Gibson eventually issued John Lennon’s Signature strings for both electric and acoustic guitars. They were available in multiple gauges, going as light as .009” for the high E string.

What Kind Of Acoustic Guitar Strings Did John Lennon Use?

Many of Lennon’s most iconic instruments were acoustic guitars, including the very first guitar he played, bought for him by an aunt with the advice that he’d never earn a living playing it.

That guitar, a Gallotone Champion, probably came with strings as heavy as .013” for the high E string, fairly common for the 1950s.

Like most acoustics, it likely came with roundwound strings. Flatwound strings became more common when recordings, as well as electric guitars and amplifiers, made the finger noise from roundwound strings more apparent and some players wanted to eliminate what they saw as extraneous noise from their playing.

In fact, during the 1960s, Pyramid, the company that made the flatwound strings likely played by the Beatles, even advertised the way flatwound strings were quieter.

Lennon’s favorite guitar was an acoustic: a Gibson J-160E, which is a dreadnought size acoustic (Jumbo in Gibson parlance) with a P-90 pickup just below the fret board. In fact, Lennon had two of them.

In 1962, Lennon and Harrison got matching sunburst J-160E guitars after they got their record deal. The pair wanted more professional instruments, and both used them extensively.

In 1963 Lennon’s J-160E was either lost or stolen after a Holiday concert. It would eventually turn up at a music store where it was bought by someone who didn’t know the instrument’s history. Eventually, he found out what he had and the guitar was auctioned for $2.4 million.

But Lennon never found out his original guitar’s fate. He replaced it with a 1964 model, also in sunburst.

A few years later, this guitar would get the famous blue and purple paint job featured on the iconic “All You Need Is Love” satellite broadcast.

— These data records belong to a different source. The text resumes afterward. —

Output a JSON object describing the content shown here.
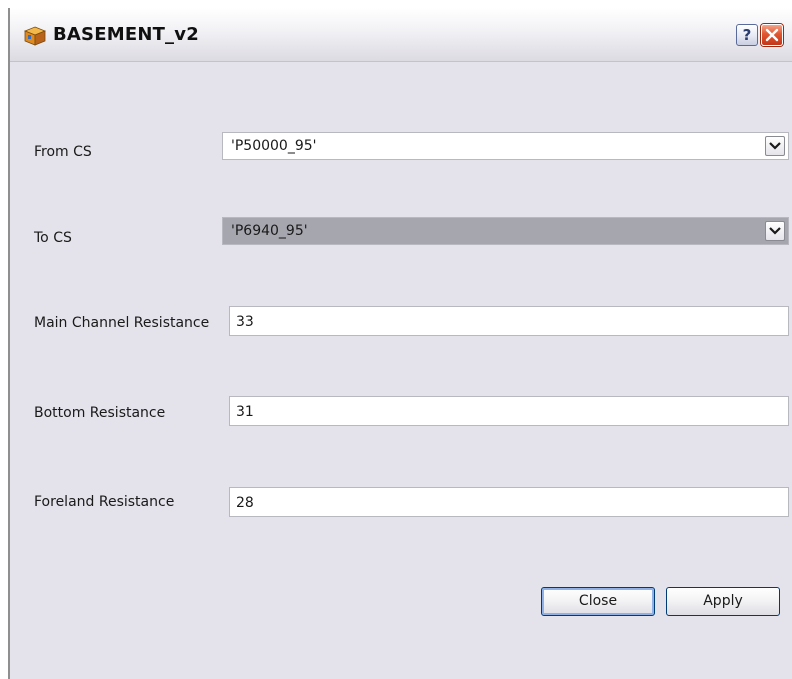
{
  "window": {
    "title": "BASEMENT_v2",
    "help_label": "?"
  },
  "form": {
    "from_cs": {
      "label": "From CS",
      "value": "'P50000_95'"
    },
    "to_cs": {
      "label": "To CS",
      "value": "'P6940_95'"
    },
    "main_channel_resistance": {
      "label": "Main Channel Resistance",
      "value": "33"
    },
    "bottom_resistance": {
      "label": "Bottom Resistance",
      "value": "31"
    },
    "foreland_resistance": {
      "label": "Foreland Resistance",
      "value": "28"
    }
  },
  "buttons": {
    "close_label": "Close",
    "apply_label": "Apply"
  },
  "icons": {
    "app": "cube-icon",
    "help": "help-icon",
    "close": "close-icon",
    "dropdown": "chevron-down-icon"
  },
  "colors": {
    "window_bg": "#e4e3eb",
    "close_button_red": "#e0582f",
    "selected_combo_bg": "#a6a6ae",
    "button_border": "#003c74"
  }
}
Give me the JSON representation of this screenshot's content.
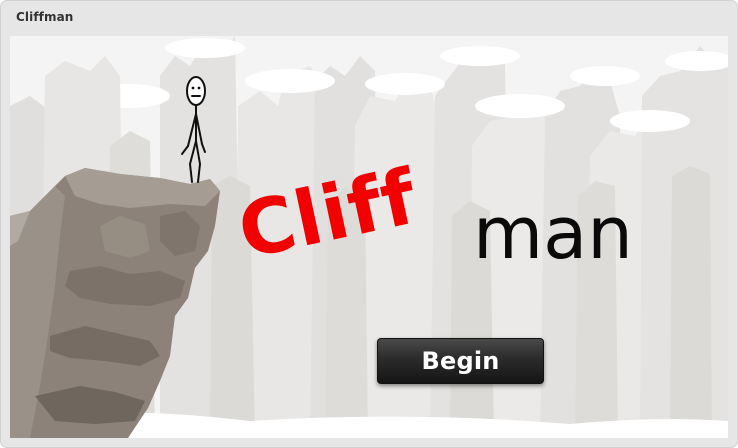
{
  "window": {
    "title": "Cliffman"
  },
  "logo": {
    "part1": "Cliff",
    "part2": "man",
    "part1_color": "#f20000",
    "part2_color": "#0a0a0a"
  },
  "menu": {
    "begin_label": "Begin"
  },
  "colors": {
    "button_bg": "#222222",
    "background_rock": "#e2e0de",
    "cliff": "#8a8076"
  }
}
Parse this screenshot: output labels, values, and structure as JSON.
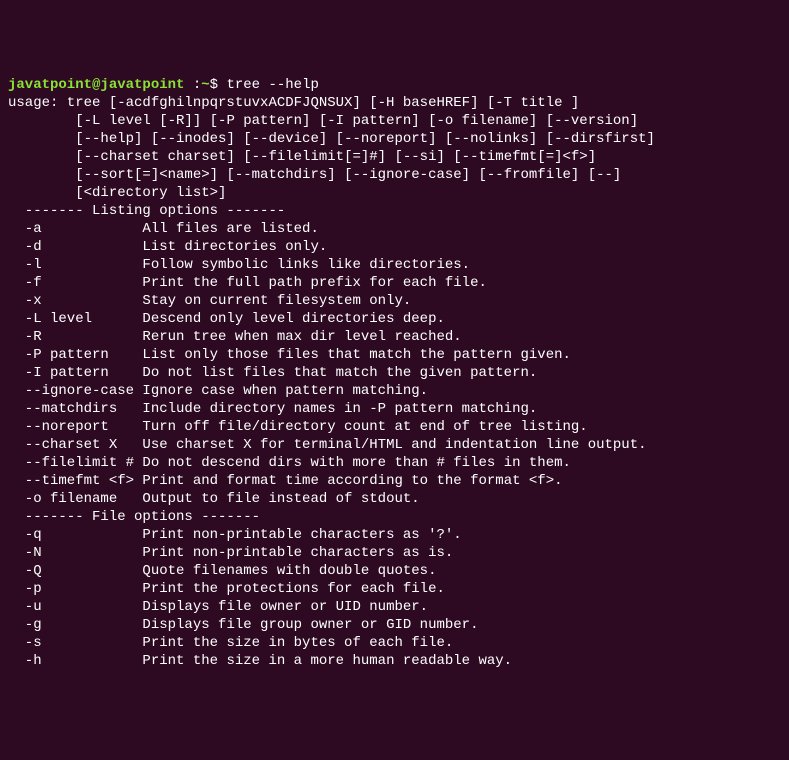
{
  "prompt": {
    "user_host": "javatpoint@javatpoint",
    "separator": " :",
    "tilde": "~",
    "symbol": "$ ",
    "command": "tree --help"
  },
  "usage": [
    "usage: tree [-acdfghilnpqrstuvxACDFJQNSUX] [-H baseHREF] [-T title ]",
    "\t[-L level [-R]] [-P pattern] [-I pattern] [-o filename] [--version]",
    "\t[--help] [--inodes] [--device] [--noreport] [--nolinks] [--dirsfirst]",
    "\t[--charset charset] [--filelimit[=]#] [--si] [--timefmt[=]<f>]",
    "\t[--sort[=]<name>] [--matchdirs] [--ignore-case] [--fromfile] [--]",
    "\t[<directory list>]"
  ],
  "sections": [
    {
      "header": "  ------- Listing options -------",
      "options": [
        {
          "flag": "  -a          ",
          "desc": "  All files are listed."
        },
        {
          "flag": "  -d          ",
          "desc": "  List directories only."
        },
        {
          "flag": "  -l          ",
          "desc": "  Follow symbolic links like directories."
        },
        {
          "flag": "  -f          ",
          "desc": "  Print the full path prefix for each file."
        },
        {
          "flag": "  -x          ",
          "desc": "  Stay on current filesystem only."
        },
        {
          "flag": "  -L level    ",
          "desc": "  Descend only level directories deep."
        },
        {
          "flag": "  -R          ",
          "desc": "  Rerun tree when max dir level reached."
        },
        {
          "flag": "  -P pattern  ",
          "desc": "  List only those files that match the pattern given."
        },
        {
          "flag": "  -I pattern  ",
          "desc": "  Do not list files that match the given pattern."
        },
        {
          "flag": "  --ignore-case",
          "desc": " Ignore case when pattern matching."
        },
        {
          "flag": "  --matchdirs ",
          "desc": "  Include directory names in -P pattern matching."
        },
        {
          "flag": "  --noreport  ",
          "desc": "  Turn off file/directory count at end of tree listing."
        },
        {
          "flag": "  --charset X ",
          "desc": "  Use charset X for terminal/HTML and indentation line output."
        },
        {
          "flag": "  --filelimit #",
          "desc": " Do not descend dirs with more than # files in them."
        },
        {
          "flag": "  --timefmt <f>",
          "desc": " Print and format time according to the format <f>."
        },
        {
          "flag": "  -o filename ",
          "desc": "  Output to file instead of stdout."
        }
      ]
    },
    {
      "header": "  ------- File options -------",
      "options": [
        {
          "flag": "  -q          ",
          "desc": "  Print non-printable characters as '?'."
        },
        {
          "flag": "  -N          ",
          "desc": "  Print non-printable characters as is."
        },
        {
          "flag": "  -Q          ",
          "desc": "  Quote filenames with double quotes."
        },
        {
          "flag": "  -p          ",
          "desc": "  Print the protections for each file."
        },
        {
          "flag": "  -u          ",
          "desc": "  Displays file owner or UID number."
        },
        {
          "flag": "  -g          ",
          "desc": "  Displays file group owner or GID number."
        },
        {
          "flag": "  -s          ",
          "desc": "  Print the size in bytes of each file."
        },
        {
          "flag": "  -h          ",
          "desc": "  Print the size in a more human readable way."
        }
      ]
    }
  ]
}
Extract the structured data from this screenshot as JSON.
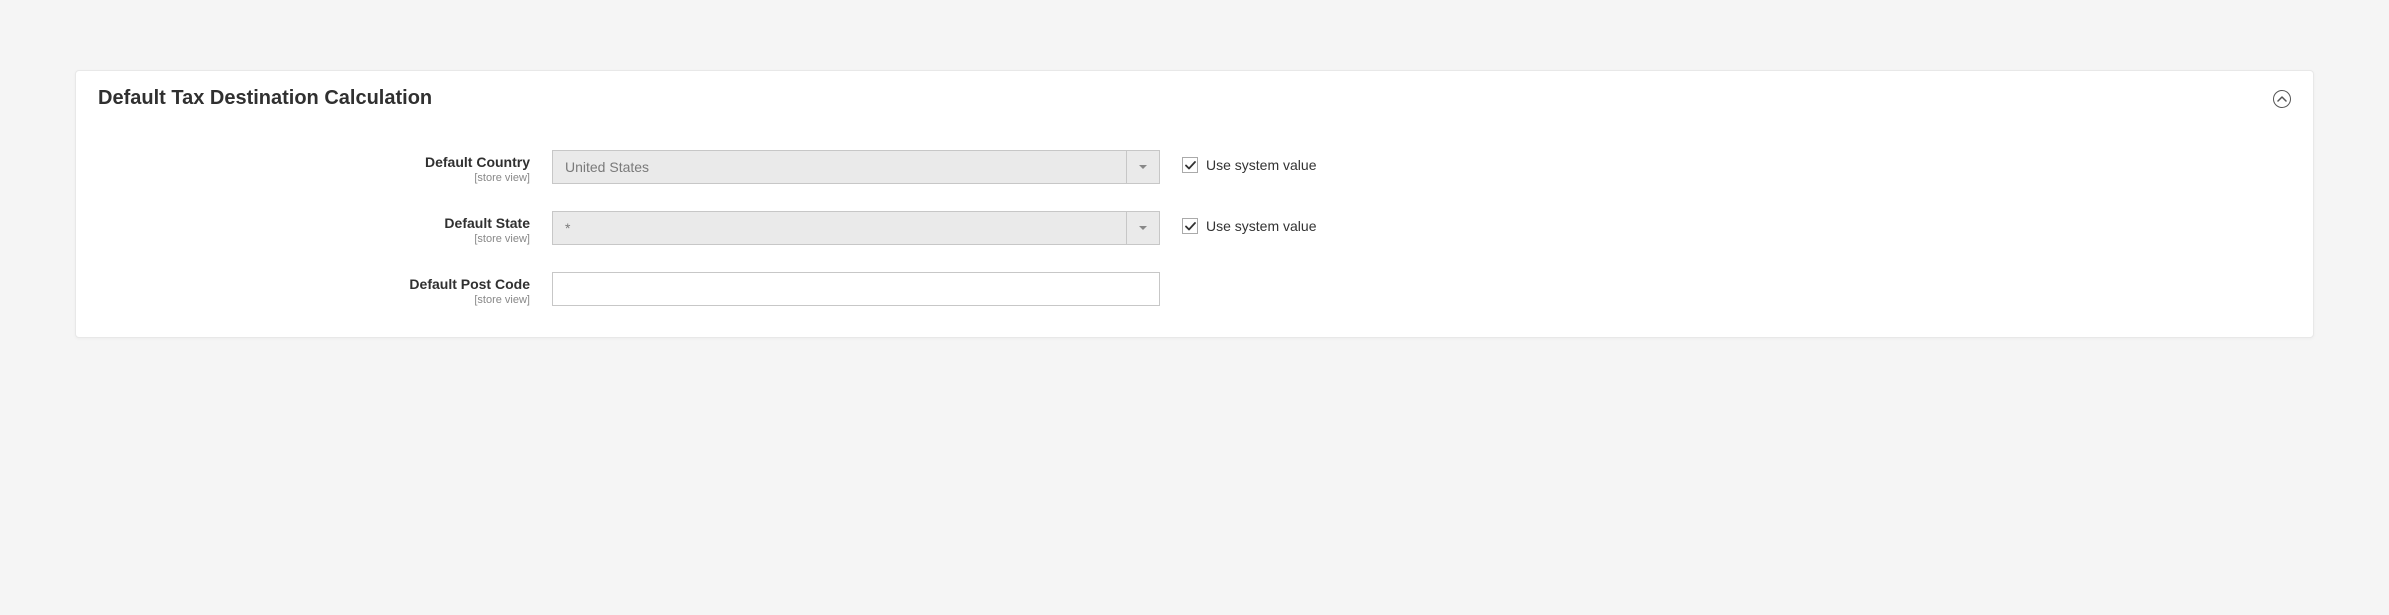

But not long after, Lennon would strip off the finish entirely in order to allow the wood to “breathe”.

Like most acoustics of that era, the instrument likely came from the factory with strings that had a high E of .012”. In addition to the electric strings mentioned above, Gibson also issued John Lennon Signature acoustic guitar strings, with one set running .012”, .016”, .024” (wound), .034”, .041”, and .052” from high E to low E.


Like many artists, especially the rest of the Beatles, Lennon started playing quite young and didn’t know much about gear like guitar strings at first.

That, coupled with fewer options on the market at the time, meant that Lennon mostly played what was available, at least early in his career.

As I noted above, that meant Pyramid flatwound strings and then Gibson Sonomatic strings, often in quite heavy gauges.

But as Lennon’s playing progressed, and as more options became available, he expanded what he used, eventually playing much lighter, roundwound strings, which allowed him to bend notes more expressively.